These feelings are made evident by way of the diction of the characters, both elements of and deviations from the Gothic stereotype, the development of the characters throughout the story and the lack of any definite closure to the text. These are angry corpses joined together to form one powerful and ticked off monster. My own beautiful lake! Development of the Genre Gothic literature developed during the Romantic period in Britain. While the original gothic genre died out in the early 1800s, many writers have continued its tradition, bringing gothic elements into their more modern stories. Another example of Shelley's use of a gothic setting is the scene where Victor is returning to Geneva.
Shadows and Danger Another convention of gothic fiction is the shadowy, dark danger of a looming threat, often something hidden in the gloom that lurks and stalks and watches. Imagining Victor wandering the streets of Ingolstadt or the Orkney Islands after dark on a search for body parts adds to the sense of revulsion purposefully designed to evoke from the reader a feeling of dread for the characters involved in the story. He also begrudges Victor for failing to give him the one thing that would quiet his pain and prevent his war on humanity: a mate. The use of the Erl-king controlling the weather illustrates his immense power. His gothic painting of the scene used to establish a dark and dreary mood, leading towards the Creature's awakening. However, as the story progresses and Victor begins to realize the magnitude of his mistake in creating the monster, his outlook on life changes drastically and shifts to a darker tone.

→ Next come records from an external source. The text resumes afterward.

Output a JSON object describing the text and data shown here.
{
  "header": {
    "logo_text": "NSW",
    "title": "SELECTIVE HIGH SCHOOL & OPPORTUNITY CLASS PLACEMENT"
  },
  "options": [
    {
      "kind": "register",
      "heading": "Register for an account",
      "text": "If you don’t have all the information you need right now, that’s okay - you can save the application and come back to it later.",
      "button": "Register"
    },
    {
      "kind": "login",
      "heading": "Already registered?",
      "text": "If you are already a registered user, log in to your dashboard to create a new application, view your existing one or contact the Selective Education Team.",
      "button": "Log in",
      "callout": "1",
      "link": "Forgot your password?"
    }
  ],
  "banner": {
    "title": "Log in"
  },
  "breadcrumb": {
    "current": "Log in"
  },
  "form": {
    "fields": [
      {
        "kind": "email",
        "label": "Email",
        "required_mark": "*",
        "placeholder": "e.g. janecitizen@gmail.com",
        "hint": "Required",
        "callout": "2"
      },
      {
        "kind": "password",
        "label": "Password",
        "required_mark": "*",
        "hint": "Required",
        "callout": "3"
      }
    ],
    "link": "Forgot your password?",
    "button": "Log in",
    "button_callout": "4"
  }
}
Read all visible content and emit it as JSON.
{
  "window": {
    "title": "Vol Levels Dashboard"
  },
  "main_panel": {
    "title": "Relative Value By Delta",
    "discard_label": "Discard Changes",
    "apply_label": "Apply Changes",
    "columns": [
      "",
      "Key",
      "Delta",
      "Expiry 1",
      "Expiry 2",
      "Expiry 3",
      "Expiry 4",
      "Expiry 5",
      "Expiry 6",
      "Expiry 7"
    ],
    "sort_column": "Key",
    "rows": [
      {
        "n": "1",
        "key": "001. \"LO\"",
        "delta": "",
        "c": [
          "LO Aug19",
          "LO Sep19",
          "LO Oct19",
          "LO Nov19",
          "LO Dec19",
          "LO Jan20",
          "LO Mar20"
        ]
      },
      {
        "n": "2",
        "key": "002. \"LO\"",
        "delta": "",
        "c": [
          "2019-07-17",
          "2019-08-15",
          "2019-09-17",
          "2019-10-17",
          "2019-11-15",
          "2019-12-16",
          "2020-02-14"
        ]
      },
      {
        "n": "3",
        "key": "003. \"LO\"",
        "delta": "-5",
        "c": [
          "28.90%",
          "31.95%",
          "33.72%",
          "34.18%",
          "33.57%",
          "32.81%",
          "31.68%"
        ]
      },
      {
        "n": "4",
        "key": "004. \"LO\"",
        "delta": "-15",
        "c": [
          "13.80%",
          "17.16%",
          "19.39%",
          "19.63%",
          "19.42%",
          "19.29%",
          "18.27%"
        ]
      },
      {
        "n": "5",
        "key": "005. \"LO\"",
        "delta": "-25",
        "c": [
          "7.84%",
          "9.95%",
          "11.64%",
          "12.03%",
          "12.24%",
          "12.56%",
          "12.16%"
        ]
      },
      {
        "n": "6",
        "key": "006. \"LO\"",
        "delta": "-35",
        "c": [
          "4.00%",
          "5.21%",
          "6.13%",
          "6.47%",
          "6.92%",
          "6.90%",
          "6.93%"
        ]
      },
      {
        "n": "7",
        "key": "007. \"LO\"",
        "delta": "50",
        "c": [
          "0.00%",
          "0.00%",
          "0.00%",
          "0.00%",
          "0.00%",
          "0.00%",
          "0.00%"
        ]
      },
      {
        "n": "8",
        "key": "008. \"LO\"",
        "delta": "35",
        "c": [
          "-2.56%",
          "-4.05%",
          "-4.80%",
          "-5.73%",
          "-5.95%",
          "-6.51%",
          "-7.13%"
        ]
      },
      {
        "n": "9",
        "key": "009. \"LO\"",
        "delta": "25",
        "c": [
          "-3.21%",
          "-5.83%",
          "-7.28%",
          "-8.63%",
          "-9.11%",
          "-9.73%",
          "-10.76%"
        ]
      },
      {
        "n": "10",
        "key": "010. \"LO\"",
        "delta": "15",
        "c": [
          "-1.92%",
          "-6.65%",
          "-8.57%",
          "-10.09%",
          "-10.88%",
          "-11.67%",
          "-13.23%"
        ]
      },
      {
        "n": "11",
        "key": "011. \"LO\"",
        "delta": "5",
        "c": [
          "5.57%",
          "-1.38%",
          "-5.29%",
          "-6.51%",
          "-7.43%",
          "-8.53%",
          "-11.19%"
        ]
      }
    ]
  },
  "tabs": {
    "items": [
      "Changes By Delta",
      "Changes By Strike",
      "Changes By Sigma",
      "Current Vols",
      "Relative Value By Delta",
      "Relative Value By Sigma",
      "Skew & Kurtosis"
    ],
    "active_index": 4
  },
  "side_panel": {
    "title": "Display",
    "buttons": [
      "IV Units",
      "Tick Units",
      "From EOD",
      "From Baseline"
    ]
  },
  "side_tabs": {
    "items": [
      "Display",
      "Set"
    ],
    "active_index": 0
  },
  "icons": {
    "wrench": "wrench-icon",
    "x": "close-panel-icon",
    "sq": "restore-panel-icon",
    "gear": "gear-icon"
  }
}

This shows that he controls death as he controls the greenery in the forest. Therefore, the monster destroys the people that love Victor so that Victor feels the same as the monster: loneliness some sense of justice here maybe? The motif of death is Gothic element that Shelley uses in Frankenstein as a way to scare the reader. The pitiful creature The With her compelling writing, she creates the setting that sets the gloomy mood and causes as well as hinders actions creating dramatic tension. Shelly writes so that the reader sees and feels these scenes taking permanent hold on the memory. This links to the Gothic idea of confinement.
In between 1754 and 1847, several other novels appeared using the Gothic horror story as a central story telling device, The Mysteries of Udolpho 1794 and The Italian 1794 by Ann Radcliffe, The Monk 1796 by Matthew G. At a time when writers and thinkers had begun to believe in the "infinite perfectability of man," Gothic novelists portrayed human beings as woefully imperfect and at the mercy of far more powerful forces, such as nature and death. This makes the landscape sublime as it makes the reader and Victor feel insignificant. This suggests that the boundaries between life and death are disturbingly thin, that perhaps it may be easier to cross those thresholds than we'd like to think. He is far worse than any imagining, comprehension, or articulation.
Like a woman, Victor must read to learn about the natural philosophies and is largely self-taught. Feel free to skip to the parts of the article most relevant to you. And in his multigenerational chronicle One Hundred Years of Solitude, Kennedy, Patrick. The Best Quotes About Mary Shelley's Book This novel written by Mary Shelley is an iconic one in literature. Critical Discourse Surrounding the Work Allen, Graham. These two systems can also be characterized by the psychological versus the social, the psychological basing many of its ideas in Freud and Lacan. Abandoned castles, secret tunnels and passageways, and dark, misty moors are common.